Material provided
+-------+

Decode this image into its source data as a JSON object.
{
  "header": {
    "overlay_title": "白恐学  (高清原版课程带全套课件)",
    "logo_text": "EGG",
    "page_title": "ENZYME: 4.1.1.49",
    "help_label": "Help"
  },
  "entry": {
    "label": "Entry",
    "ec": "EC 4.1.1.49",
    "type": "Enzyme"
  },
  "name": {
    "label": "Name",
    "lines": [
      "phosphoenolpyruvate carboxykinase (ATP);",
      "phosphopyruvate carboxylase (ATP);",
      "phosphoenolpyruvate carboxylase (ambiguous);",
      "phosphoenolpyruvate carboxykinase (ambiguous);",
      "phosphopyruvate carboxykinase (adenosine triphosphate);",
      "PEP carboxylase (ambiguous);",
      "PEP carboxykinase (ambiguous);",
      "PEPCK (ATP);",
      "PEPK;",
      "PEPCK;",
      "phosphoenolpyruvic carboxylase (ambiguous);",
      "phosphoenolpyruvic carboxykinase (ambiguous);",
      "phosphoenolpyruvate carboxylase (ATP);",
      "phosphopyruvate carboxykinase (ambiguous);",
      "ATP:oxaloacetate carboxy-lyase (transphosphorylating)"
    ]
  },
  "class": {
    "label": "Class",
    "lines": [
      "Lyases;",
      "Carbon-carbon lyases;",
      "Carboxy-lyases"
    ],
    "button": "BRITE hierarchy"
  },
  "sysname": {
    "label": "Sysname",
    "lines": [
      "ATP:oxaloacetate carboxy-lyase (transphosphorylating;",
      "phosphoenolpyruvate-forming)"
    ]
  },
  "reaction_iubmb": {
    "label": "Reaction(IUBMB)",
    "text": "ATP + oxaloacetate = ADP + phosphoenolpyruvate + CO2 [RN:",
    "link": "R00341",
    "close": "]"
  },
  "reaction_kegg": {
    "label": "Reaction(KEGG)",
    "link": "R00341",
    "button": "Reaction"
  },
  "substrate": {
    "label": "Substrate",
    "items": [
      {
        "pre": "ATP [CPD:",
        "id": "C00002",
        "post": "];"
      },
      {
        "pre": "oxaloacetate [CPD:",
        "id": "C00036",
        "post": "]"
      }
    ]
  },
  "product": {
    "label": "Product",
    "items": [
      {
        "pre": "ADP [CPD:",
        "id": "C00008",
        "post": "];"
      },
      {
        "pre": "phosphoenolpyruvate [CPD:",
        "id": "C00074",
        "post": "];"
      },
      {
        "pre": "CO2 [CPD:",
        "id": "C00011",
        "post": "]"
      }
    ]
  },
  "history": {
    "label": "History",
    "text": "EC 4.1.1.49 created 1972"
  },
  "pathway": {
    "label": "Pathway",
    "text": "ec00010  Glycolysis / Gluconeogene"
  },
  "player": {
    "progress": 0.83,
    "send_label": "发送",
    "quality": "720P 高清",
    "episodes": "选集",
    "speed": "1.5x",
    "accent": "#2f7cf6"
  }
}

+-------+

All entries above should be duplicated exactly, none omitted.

Decode this image into its source data as a JSON object.
{
  "header": {
    "overlay_title": "白恐学  (高清原版课程带全套课件)",
    "logo_text": "EGG",
    "page_title": "ENZYME: 4.1.1.49",
    "help_label": "Help"
  },
  "entry": {
    "label": "Entry",
    "ec": "EC 4.1.1.49",
    "type": "Enzyme"
  },
  "name": {
    "label": "Name",
    "lines": [
      "phosphoenolpyruvate carboxykinase (ATP);",
      "phosphopyruvate carboxylase (ATP);",
      "phosphoenolpyruvate carboxylase (ambiguous);",
      "phosphoenolpyruvate carboxykinase (ambiguous);",
      "phosphopyruvate carboxykinase (adenosine triphosphate);",
      "PEP carboxylase (ambiguous);",
      "PEP carboxykinase (ambiguous);",
      "PEPCK (ATP);",
      "PEPK;",
      "PEPCK;",
      "phosphoenolpyruvic carboxylase (ambiguous);",
      "phosphoenolpyruvic carboxykinase (ambiguous);",
      "phosphoenolpyruvate carboxylase (ATP);",
      "phosphopyruvate carboxykinase (ambiguous);",
      "ATP:oxaloacetate carboxy-lyase (transphosphorylating)"
    ]
  },
  "class": {
    "label": "Class",
    "lines": [
      "Lyases;",
      "Carbon-carbon lyases;",
      "Carboxy-lyases"
    ],
    "button": "BRITE hierarchy"
  },
  "sysname": {
    "label": "Sysname",
    "lines": [
      "ATP:oxaloacetate carboxy-lyase (transphosphorylating;",
      "phosphoenolpyruvate-forming)"
    ]
  },
  "reaction_iubmb": {
    "label": "Reaction(IUBMB)",
    "text": "ATP + oxaloacetate = ADP + phosphoenolpyruvate + CO2 [RN:",
    "link": "R00341",
    "close": "]"
  },
  "reaction_kegg": {
    "label": "Reaction(KEGG)",
    "link": "R00341",
    "button": "Reaction"
  },
  "substrate": {
    "label": "Substrate",
    "items": [
      {
        "pre": "ATP [CPD:",
        "id": "C00002",
        "post": "];"
      },
      {
        "pre": "oxaloacetate [CPD:",
        "id": "C00036",
        "post": "]"
      }
    ]
  },
  "product": {
    "label": "Product",
    "items": [
      {
        "pre": "ADP [CPD:",
        "id": "C00008",
        "post": "];"
      },
      {
        "pre": "phosphoenolpyruvate [CPD:",
        "id": "C00074",
        "post": "];"
      },
      {
        "pre": "CO2 [CPD:",
        "id": "C00011",
        "post": "]"
      }
    ]
  },
  "history": {
    "label": "History",
    "text": "EC 4.1.1.49 created 1972"
  },
  "pathway": {
    "label": "Pathway",
    "text": "ec00010  Glycolysis / Gluconeogene"
  },
  "player": {
    "progress": 0.83,
    "send_label": "发送",
    "quality": "720P 高清",
    "episodes": "选集",
    "speed": "1.5x",
    "accent": "#2f7cf6"
  }
}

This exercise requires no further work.